This information has been prepared by Pendal Fund Services Limited (PFSL) ABN 13 161 249 332, AFSL No 431426 and is current as at May 17, 2023. PFSL is the responsible entity and issuer of units in the Regnan Credit Impact Trust (Trust) ARSN: 638 304 220 and Pendal Sustainable Australian Fixed Interest Fund (Fund) ARSN: 612 664 730. A product disclosure statement (PDS) is available for the Fund and can be obtained by calling 1300 346 821 or visiting www.pendalgroup.com. The Target Market Determination (TMD) for the Fund and Trust are available at www.pendalgroup.com/ddo. You should obtain and consider the PDS and the TMD before deciding whether to acquire, continue to hold or dispose of units in the Fund. An investment in the Fund or Trust or any of the funds referred to in this web page is subject to investment risk, including possible delays in repayment of withdrawal proceeds and loss of income and principal invested. This information is for general purposes only, should not be considered as a comprehensive statement on any matter and should not be relied upon as such. It has been prepared without taking into account any recipient’s personal objectives, financial situation or needs. Because of this, recipients should, before acting on this information, consider its appropriateness having regard to their individual objectives, financial situation and needs. This information is not to be regarded as a securities recommendation. The information may contain material provided by third parties, is given in good faith and has been derived from sources believed to be accurate as at its issue date. While such material is published with necessary permission, and while all reasonable care has been taken to ensure that the information is complete and correct, to the maximum extent permitted by law neither PFSL nor any company in the Pendal group accepts any responsibility or liability for the accuracy or completeness of this information.
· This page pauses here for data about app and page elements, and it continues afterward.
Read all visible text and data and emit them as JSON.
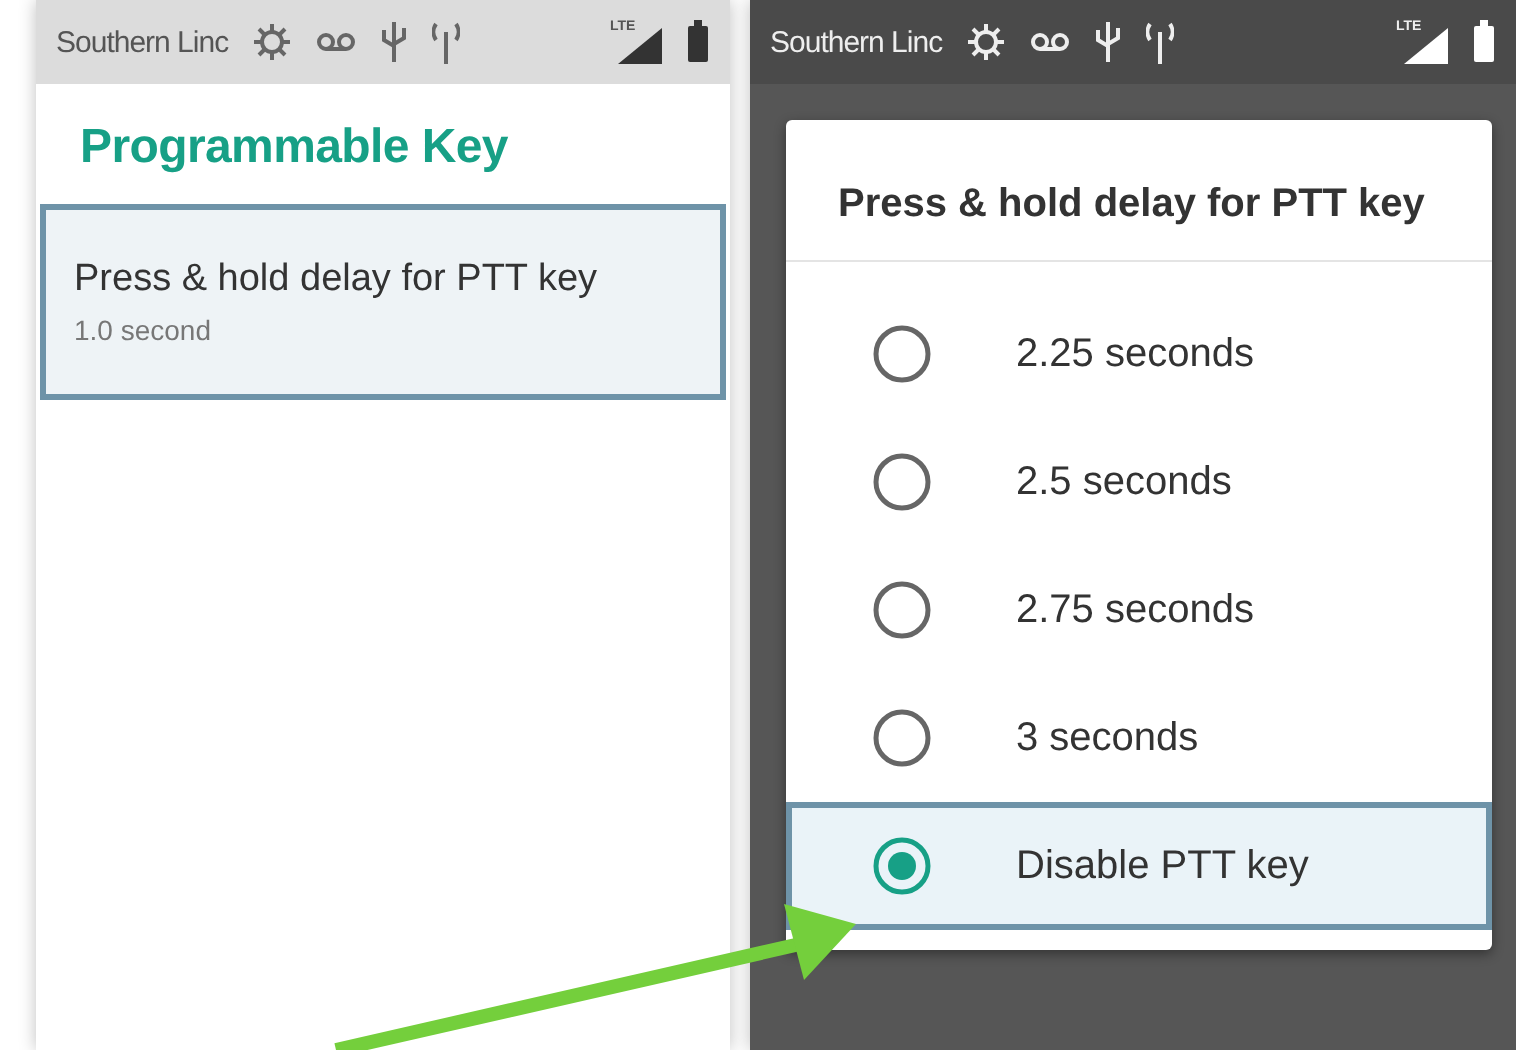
{
  "screens": [
    {
      "dimmed": false,
      "status_bar": {
        "carrier": "Southern Linc",
        "network": "LTE"
      },
      "page": {
        "title": "Programmable Key",
        "preferences": [
          {
            "title": "Press & hold delay for PTT key",
            "summary": "1.0 second",
            "selected": true
          }
        ]
      }
    },
    {
      "dimmed": true,
      "status_bar": {
        "carrier": "Southern Linc",
        "network": "LTE"
      },
      "dialog": {
        "title": "Press & hold delay for PTT key",
        "options": [
          {
            "label": "2.25 seconds",
            "selected": false
          },
          {
            "label": "2.5 seconds",
            "selected": false
          },
          {
            "label": "2.75 seconds",
            "selected": false
          },
          {
            "label": "3 seconds",
            "selected": false
          },
          {
            "label": "Disable PTT key",
            "selected": true
          }
        ]
      }
    }
  ]
}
Performance figures are calculated in accordance with the Financial Services Council (FSC) standards. Performance data (post-fee) assumes reinvestment of distributions and is calculated using exit prices, net of management costs. Performance data (pre-fee) is calculated by adding back management costs to the post-fee performance. Past performance is not a reliable indicator of future performance. Any projections are predictive only and should not be relied upon when making an investment decision or recommendation. Whilst we have used every effort to ensure that the assumptions on which the projections are based are reasonable, the projections may be based on incorrect assumptions or may not take into account known or unknown risks and uncertainties. The actual results may differ materially from these projections. For more information, please call Customer Relations on 1300 346 821 8am to 6pm (Sydney time) or visit our website www.pendalgroup.com